tcp        0      0      *                   LISTEN      43270/smbd          
tcp        0      0       *                   LISTEN      43273/samba         
tcp        0      0      *                   LISTEN      43273/samba         
tcp        0      0     *                   LISTEN      43270/smbd          
tcp        0      0      *                   LISTEN      43270/smbd          

The above example shows that the services are listening on localhost ( and the interface with IP - on each of the listed ports (139, 88, 445,...).

Port usage when Samba runs as an Active Directory Domain Controller

Service Port protocol
DNS* 53 tcp/udp
Kerberos 88 tcp/udp
End Point Mapper (DCE/RPC Locator Service) 135 tcp
NetBIOS Name Service 137 udp
NetBIOS Datagram 138 udp
NetBIOS Session 139 tcp
LDAP 389 tcp/udp
SMB over TCP 445 tcp
Kerberos kpasswd 464 tcp/udp
LDAPS (only if "tls enabled = yes") 636 tcp
Dynamic RPC Ports** 1024-5000 tcp
Global Cataloge 3268 tcp
Global Cataloge SSL (only if "tls enabled = yes") 3269 tcp
Multicast DNS 5353 tcp/udp

* Samba listens on this port only, if the internal DNS is used. Otherwise BIND uses this port, if BIND_DLZ is your DNS backend. If you had chosen to provision this DC not as an DNS server, no service is listending on this port. You need at least one DNS server in your AD.
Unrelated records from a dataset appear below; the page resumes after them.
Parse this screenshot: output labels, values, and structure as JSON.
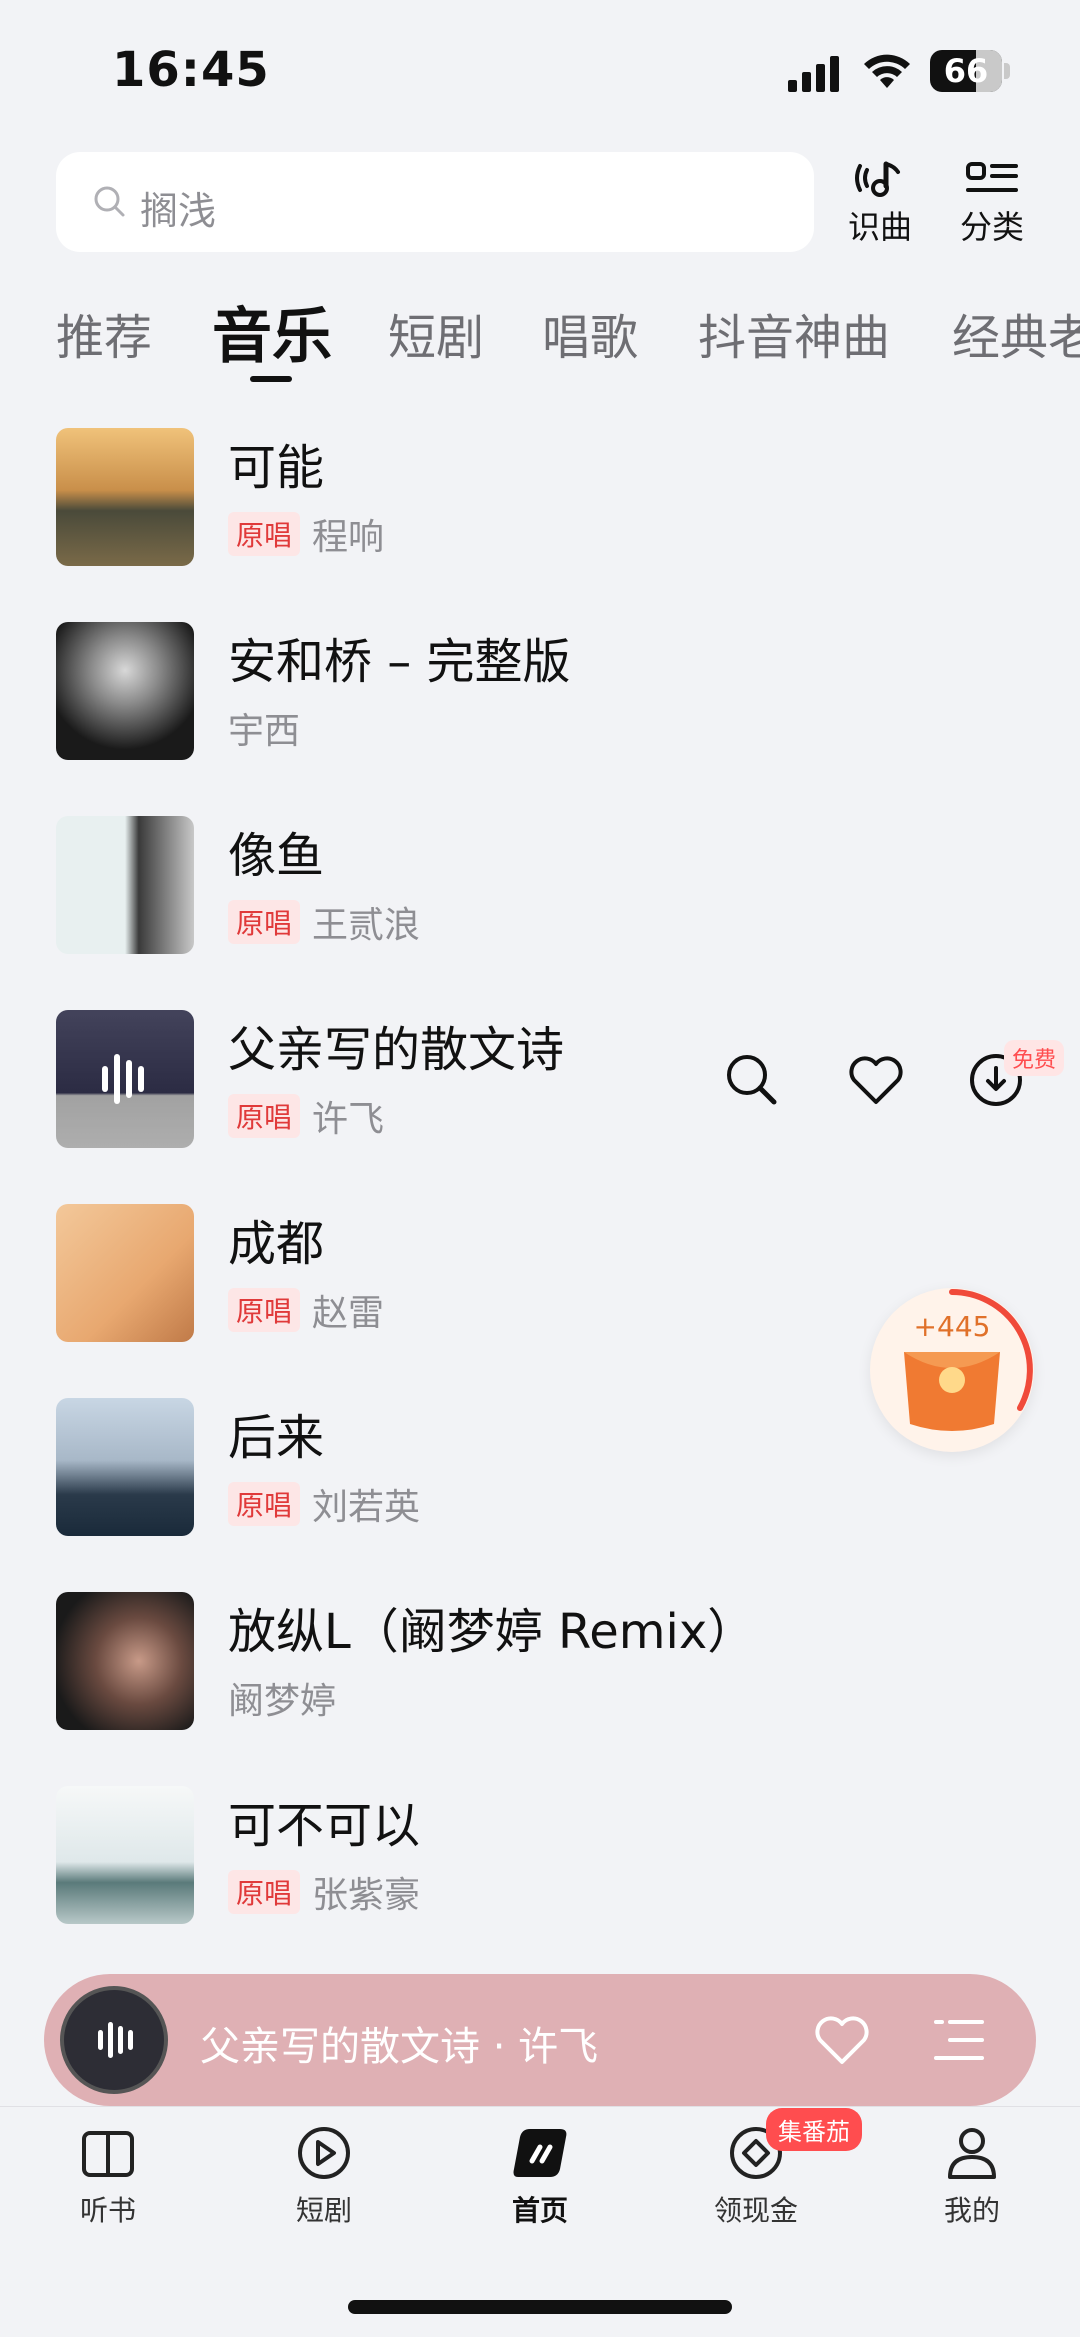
{
  "status_bar": {
    "time": "16:45",
    "battery": "66"
  },
  "search": {
    "placeholder": "搁浅"
  },
  "top_actions": [
    {
      "label": "识曲",
      "icon": "music-recognize-icon"
    },
    {
      "label": "分类",
      "icon": "category-icon"
    }
  ],
  "tabs": [
    "推荐",
    "音乐",
    "短剧",
    "唱歌",
    "抖音神曲",
    "经典老"
  ],
  "active_tab": "音乐",
  "songs": [
    {
      "title": "可能",
      "badge": "原唱",
      "artist": "程响"
    },
    {
      "title": "安和桥 – 完整版",
      "badge": "",
      "artist": "宇西"
    },
    {
      "title": "像鱼",
      "badge": "原唱",
      "artist": "王贰浪"
    },
    {
      "title": "父亲写的散文诗",
      "badge": "原唱",
      "artist": "许飞"
    },
    {
      "title": "成都",
      "badge": "原唱",
      "artist": "赵雷"
    },
    {
      "title": "后来",
      "badge": "原唱",
      "artist": "刘若英"
    },
    {
      "title": "放纵L（阚梦婷 Remix）",
      "badge": "",
      "artist": "阚梦婷"
    },
    {
      "title": "可不可以",
      "badge": "原唱",
      "artist": "张紫豪"
    }
  ],
  "row_actions": {
    "free_badge": "免费"
  },
  "reward": {
    "value": "+445"
  },
  "player": {
    "now_playing": "父亲写的散文诗 · 许飞"
  },
  "bottom_nav": [
    {
      "label": "听书",
      "icon": "book-icon"
    },
    {
      "label": "短剧",
      "icon": "play-icon"
    },
    {
      "label": "首页",
      "icon": "home-icon"
    },
    {
      "label": "领现金",
      "icon": "cash-icon"
    },
    {
      "label": "我的",
      "icon": "profile-icon"
    }
  ],
  "nav_badge": "集番茄",
  "colors": {
    "accent_red": "#e03a3a",
    "player_bg": "#dfb0b4",
    "badge_bg": "#fde6e6"
  }
}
** Samba, like Windows, supports dynamic RPC services. The range starts at 1024. If something occupies this port for some reason, it will be a different port (literally walked up from 1024).

Remember, there can be other ports as well , these are related to your Samba installation but are not provided by Samba itself, e.g. an NTP server run for time synchronisation as well.

Prevent Samba from listening on all interfaces

Sometimes you don't want Samba to listen on all interfaces of your host. For example, if the host is directly connected to the internet, you definitely will not want to provide your shares to the rest of the world. If you limit Samba to listen only on the internal NIC(s), you don't need a firewall to prevent access from the outside.

Add the following to the "[global]" section of your smb.conf to bind Samba to eth0 and loopback:

bind interfaces only = yes
interfaces = lo eth0

The "interfaces" parameter allows various ways to restrict. See the manpage for more details.

After the changes, restart Samba.